at Crowell Gallery at Moore Free Library in Newfane, Vermont, USA
4-31 January 2020
Reception: 25 January, 1-3PM
Bricolage: Construction or creation from a diverse range of available things, something constructed or created from what is at hand.
The word suggests collage, the medium of Jim Tober’s artwork, while Claude Lévi-Strauss introduced the word in anthropology, the disciplinary background of Carol Hendrickson. This show brings together the work of two educators whose love of creative reconstruction has cohabited with a life of academia, and has come to the fore in their combined exhibit.
Carol Hendrickson is professor emerita of anthropology at Marlboro College. During her teaching career she used her college art training to encourage students to draw as well as write as part of field research. This work with students led her to keep extensive visual field notes documenting her own travels and research abroad. While on location, she spends hours drawing, allowing her to capture the immediate impressions of a time and place. She sometimes enhances journal pages with ephemera from trips—tickets, wrappers, photos, flyers—thus producing collages of materials that are telling of a society. Along with store-bought journals, Carol creates handmade field journals as well as artists’ books for her work. In May 2019 she was an AIRIE (Artist In Residence In Everglades) fellow and spent the month living and working in the Everglades.

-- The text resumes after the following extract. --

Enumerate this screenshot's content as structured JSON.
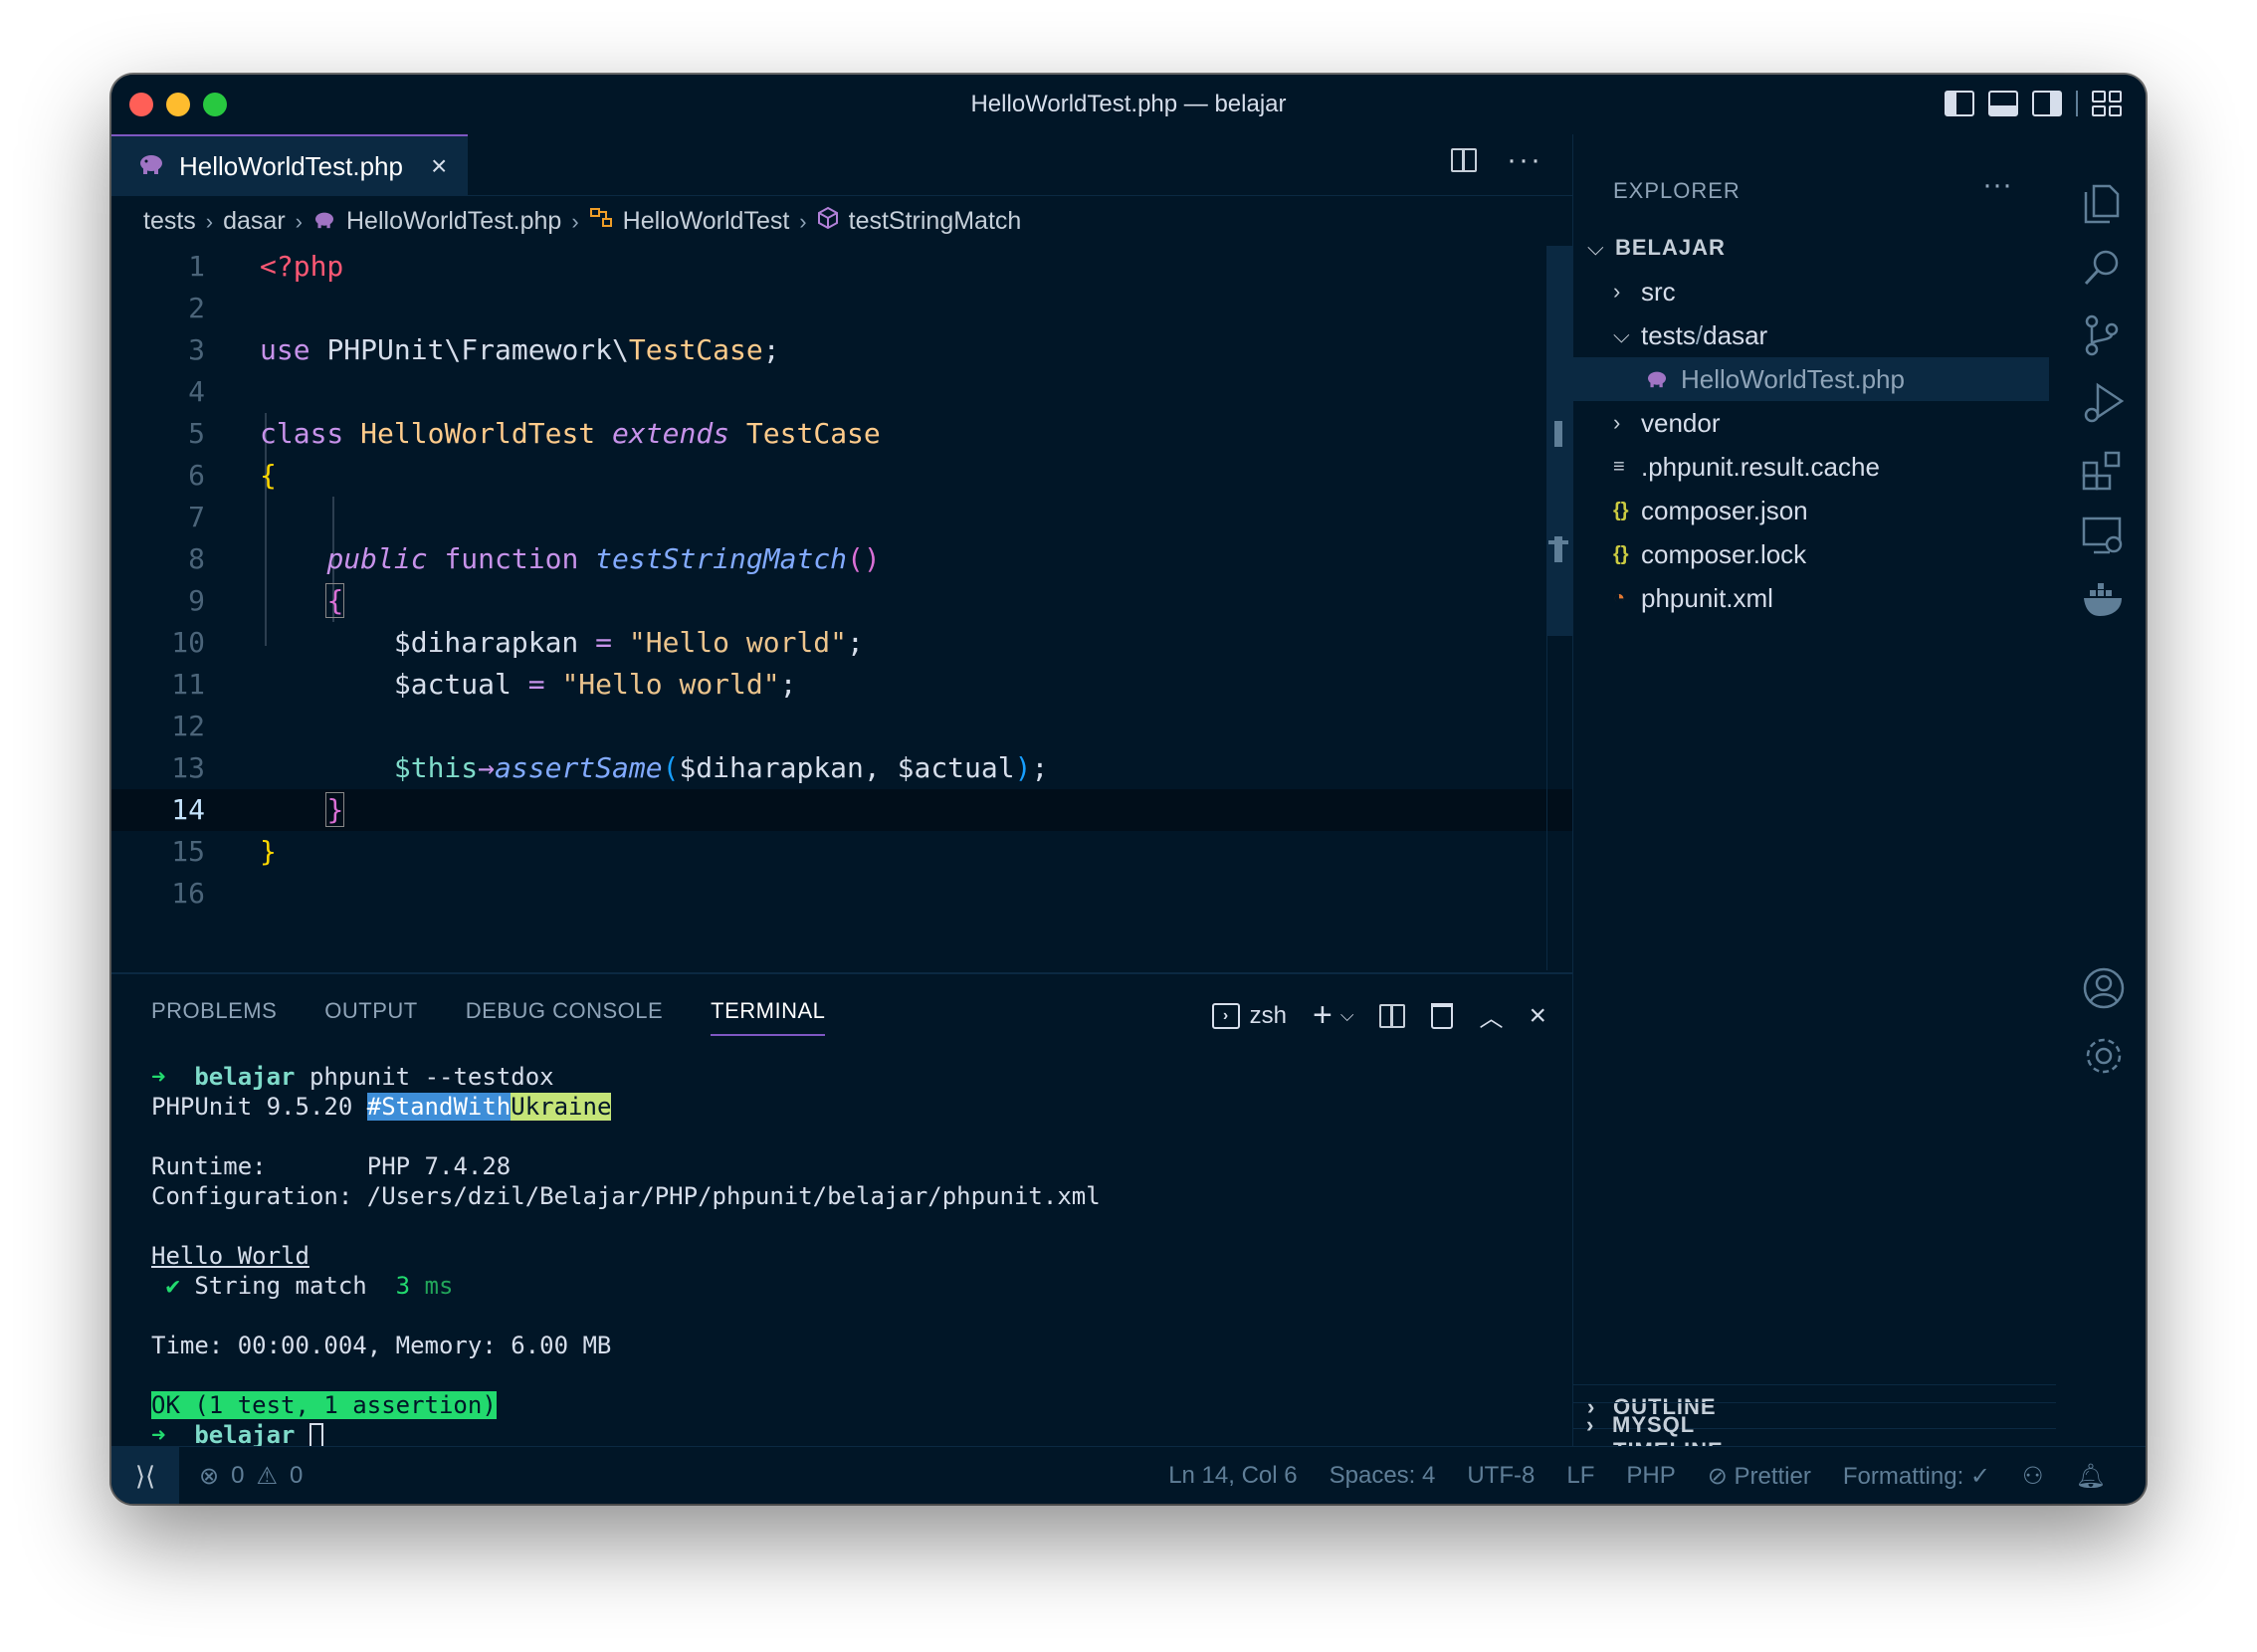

Hendrickson says of her journals: “They have become another means by which I think through my experiences and those of others.”
Jim Tober is emeritus faculty in economics at Marlboro College. He studied economics at Berkeley (BA 1968) and at Yale (Ph. D 1973) and came directly to Marlboro to begin his 40-year teaching career. His diverse teaching and administrative work over the years has no doubt influenced his collage making, but he is reluctant to speculate as to the particulars.
Tober says about his process: “My collage work to date is eclectic and does not seem to me to be informed by a uniform aesthetic. Although I repeat some imagery, my work varies greatly in composition, materials, and presentation: a manipulated found-photograph is shown in its original, chipped frame; altered images from a 1964 visit to the Riverside (CA) Raceway are arrayed in a grid; torn washi and other specialty papers are abstractly arranged. As I sift through accumulated materials, I happen on a starting place and work from there, sometimes completing a collage, sometimes letting partially realized pieces pile up for later consideration.”
(text adapted from the curator’s press materials)
Crowell Gallery at Moore Free Library
23 West Street
Newfane, Vermont 05345 USA
Tuesday, Wednesday, Friday, 1-5PM